## Exercise brief
All the records below must be returned exactly as they stand.

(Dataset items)
»»
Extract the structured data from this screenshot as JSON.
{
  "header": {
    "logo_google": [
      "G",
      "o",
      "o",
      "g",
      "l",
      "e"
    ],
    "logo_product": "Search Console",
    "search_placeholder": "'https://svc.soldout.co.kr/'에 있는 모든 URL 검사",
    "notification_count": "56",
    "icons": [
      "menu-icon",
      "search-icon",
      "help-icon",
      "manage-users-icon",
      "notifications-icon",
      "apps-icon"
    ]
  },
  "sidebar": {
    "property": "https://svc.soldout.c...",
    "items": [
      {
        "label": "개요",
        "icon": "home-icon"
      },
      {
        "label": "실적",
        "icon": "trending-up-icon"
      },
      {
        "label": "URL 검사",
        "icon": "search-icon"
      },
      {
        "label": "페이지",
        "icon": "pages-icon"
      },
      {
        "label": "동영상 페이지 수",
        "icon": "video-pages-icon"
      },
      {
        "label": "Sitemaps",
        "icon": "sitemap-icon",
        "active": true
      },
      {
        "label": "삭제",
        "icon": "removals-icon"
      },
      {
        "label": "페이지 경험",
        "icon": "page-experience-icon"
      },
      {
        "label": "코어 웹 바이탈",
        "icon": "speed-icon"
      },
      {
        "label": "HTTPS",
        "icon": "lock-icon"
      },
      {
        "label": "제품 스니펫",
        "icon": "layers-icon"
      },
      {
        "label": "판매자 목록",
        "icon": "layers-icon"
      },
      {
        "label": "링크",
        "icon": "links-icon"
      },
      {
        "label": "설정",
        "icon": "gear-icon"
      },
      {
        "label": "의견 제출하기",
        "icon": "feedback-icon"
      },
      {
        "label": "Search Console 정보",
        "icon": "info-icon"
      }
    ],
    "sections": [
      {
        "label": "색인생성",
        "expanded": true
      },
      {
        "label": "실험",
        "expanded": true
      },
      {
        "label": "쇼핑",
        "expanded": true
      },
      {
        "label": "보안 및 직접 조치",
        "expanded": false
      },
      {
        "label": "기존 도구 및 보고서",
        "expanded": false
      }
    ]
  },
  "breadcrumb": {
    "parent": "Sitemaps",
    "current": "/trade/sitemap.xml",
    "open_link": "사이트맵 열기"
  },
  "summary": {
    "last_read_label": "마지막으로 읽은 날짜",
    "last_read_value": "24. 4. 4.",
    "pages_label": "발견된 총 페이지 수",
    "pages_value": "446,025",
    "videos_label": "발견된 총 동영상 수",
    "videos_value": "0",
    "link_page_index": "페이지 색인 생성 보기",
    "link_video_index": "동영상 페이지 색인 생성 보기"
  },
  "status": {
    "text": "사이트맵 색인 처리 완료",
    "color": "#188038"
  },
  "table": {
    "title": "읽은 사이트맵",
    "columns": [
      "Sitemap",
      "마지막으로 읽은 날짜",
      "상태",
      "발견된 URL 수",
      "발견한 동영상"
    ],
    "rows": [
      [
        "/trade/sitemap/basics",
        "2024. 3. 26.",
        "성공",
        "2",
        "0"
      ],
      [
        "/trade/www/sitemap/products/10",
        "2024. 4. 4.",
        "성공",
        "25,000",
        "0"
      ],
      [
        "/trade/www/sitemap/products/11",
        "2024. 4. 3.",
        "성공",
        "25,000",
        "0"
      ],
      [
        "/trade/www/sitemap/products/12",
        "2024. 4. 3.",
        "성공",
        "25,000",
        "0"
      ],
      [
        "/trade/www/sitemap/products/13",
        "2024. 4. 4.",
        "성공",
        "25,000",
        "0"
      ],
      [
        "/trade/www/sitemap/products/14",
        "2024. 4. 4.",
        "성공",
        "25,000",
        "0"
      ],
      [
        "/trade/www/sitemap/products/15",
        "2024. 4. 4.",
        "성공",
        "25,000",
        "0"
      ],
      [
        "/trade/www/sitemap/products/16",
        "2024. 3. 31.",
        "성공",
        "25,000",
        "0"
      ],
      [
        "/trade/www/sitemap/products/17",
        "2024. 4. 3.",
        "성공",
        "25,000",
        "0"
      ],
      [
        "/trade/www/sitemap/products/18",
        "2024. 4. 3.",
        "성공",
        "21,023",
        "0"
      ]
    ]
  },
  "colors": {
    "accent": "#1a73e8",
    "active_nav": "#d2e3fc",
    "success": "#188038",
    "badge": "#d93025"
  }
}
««
## Answer to this task
Extract the structured data from this screenshot as JSON.
{
  "header": {
    "logo_google": [
      "G",
      "o",
      "o",
      "g",
      "l",
      "e"
    ],
    "logo_product": "Search Console",
    "search_placeholder": "'https://svc.soldout.co.kr/'에 있는 모든 URL 검사",
    "notification_count": "56",
    "icons": [
      "menu-icon",
      "search-icon",
      "help-icon",
      "manage-users-icon",
      "notifications-icon",
      "apps-icon"
    ]
  },
  "sidebar": {
    "property": "https://svc.soldout.c...",
    "items": [
      {
        "label": "개요",
        "icon": "home-icon"
      },
      {
        "label": "실적",
        "icon": "trending-up-icon"
      },
      {
        "label": "URL 검사",
        "icon": "search-icon"
      },
      {
        "label": "페이지",
        "icon": "pages-icon"
      },
      {
        "label": "동영상 페이지 수",
        "icon": "video-pages-icon"
      },
      {
        "label": "Sitemaps",
        "icon": "sitemap-icon",
        "active": true
      },
      {
        "label": "삭제",
        "icon": "removals-icon"
      },
      {
        "label": "페이지 경험",
        "icon": "page-experience-icon"
      },
      {
        "label": "코어 웹 바이탈",
        "icon": "speed-icon"
      },
      {
        "label": "HTTPS",
        "icon": "lock-icon"
      },
      {
        "label": "제품 스니펫",
        "icon": "layers-icon"
      },
      {
        "label": "판매자 목록",
        "icon": "layers-icon"
      },
      {
        "label": "링크",
        "icon": "links-icon"
      },
      {
        "label": "설정",
        "icon": "gear-icon"
      },
      {
        "label": "의견 제출하기",
        "icon": "feedback-icon"
      },
      {
        "label": "Search Console 정보",
        "icon": "info-icon"
      }
    ],
    "sections": [
      {
        "label": "색인생성",
        "expanded": true
      },
      {
        "label": "실험",
        "expanded": true
      },
      {
        "label": "쇼핑",
        "expanded": true
      },
      {
        "label": "보안 및 직접 조치",
        "expanded": false
      },
      {
        "label": "기존 도구 및 보고서",
        "expanded": false
      }
    ]
  },
  "breadcrumb": {
    "parent": "Sitemaps",
    "current": "/trade/sitemap.xml",
    "open_link": "사이트맵 열기"
  },
  "summary": {
    "last_read_label": "마지막으로 읽은 날짜",
    "last_read_value": "24. 4. 4.",
    "pages_label": "발견된 총 페이지 수",
    "pages_value": "446,025",
    "videos_label": "발견된 총 동영상 수",
    "videos_value": "0",
    "link_page_index": "페이지 색인 생성 보기",
    "link_video_index": "동영상 페이지 색인 생성 보기"
  },
  "status": {
    "text": "사이트맵 색인 처리 완료",
    "color": "#188038"
  },
  "table": {
    "title": "읽은 사이트맵",
    "columns": [
      "Sitemap",
      "마지막으로 읽은 날짜",
      "상태",
      "발견된 URL 수",
      "발견한 동영상"
    ],
    "rows": [
      [
        "/trade/sitemap/basics",
        "2024. 3. 26.",
        "성공",
        "2",
        "0"
      ],
      [
        "/trade/www/sitemap/products/10",
        "2024. 4. 4.",
        "성공",
        "25,000",
        "0"
      ],
      [
        "/trade/www/sitemap/products/11",
        "2024. 4. 3.",
        "성공",
        "25,000",
        "0"
      ],
      [
        "/trade/www/sitemap/products/12",
        "2024. 4. 3.",
        "성공",
        "25,000",
        "0"
      ],
      [
        "/trade/www/sitemap/products/13",
        "2024. 4. 4.",
        "성공",
        "25,000",
        "0"
      ],
      [
        "/trade/www/sitemap/products/14",
        "2024. 4. 4.",
        "성공",
        "25,000",
        "0"
      ],
      [
        "/trade/www/sitemap/products/15",
        "2024. 4. 4.",
        "성공",
        "25,000",
        "0"
      ],
      [
        "/trade/www/sitemap/products/16",
        "2024. 3. 31.",
        "성공",
        "25,000",
        "0"
      ],
      [
        "/trade/www/sitemap/products/17",
        "2024. 4. 3.",
        "성공",
        "25,000",
        "0"
      ],
      [
        "/trade/www/sitemap/products/18",
        "2024. 4. 3.",
        "성공",
        "21,023",
        "0"
      ]
    ]
  },
  "colors": {
    "accent": "#1a73e8",
    "active_nav": "#d2e3fc",
    "success": "#188038",
    "badge": "#d93025"
  }
}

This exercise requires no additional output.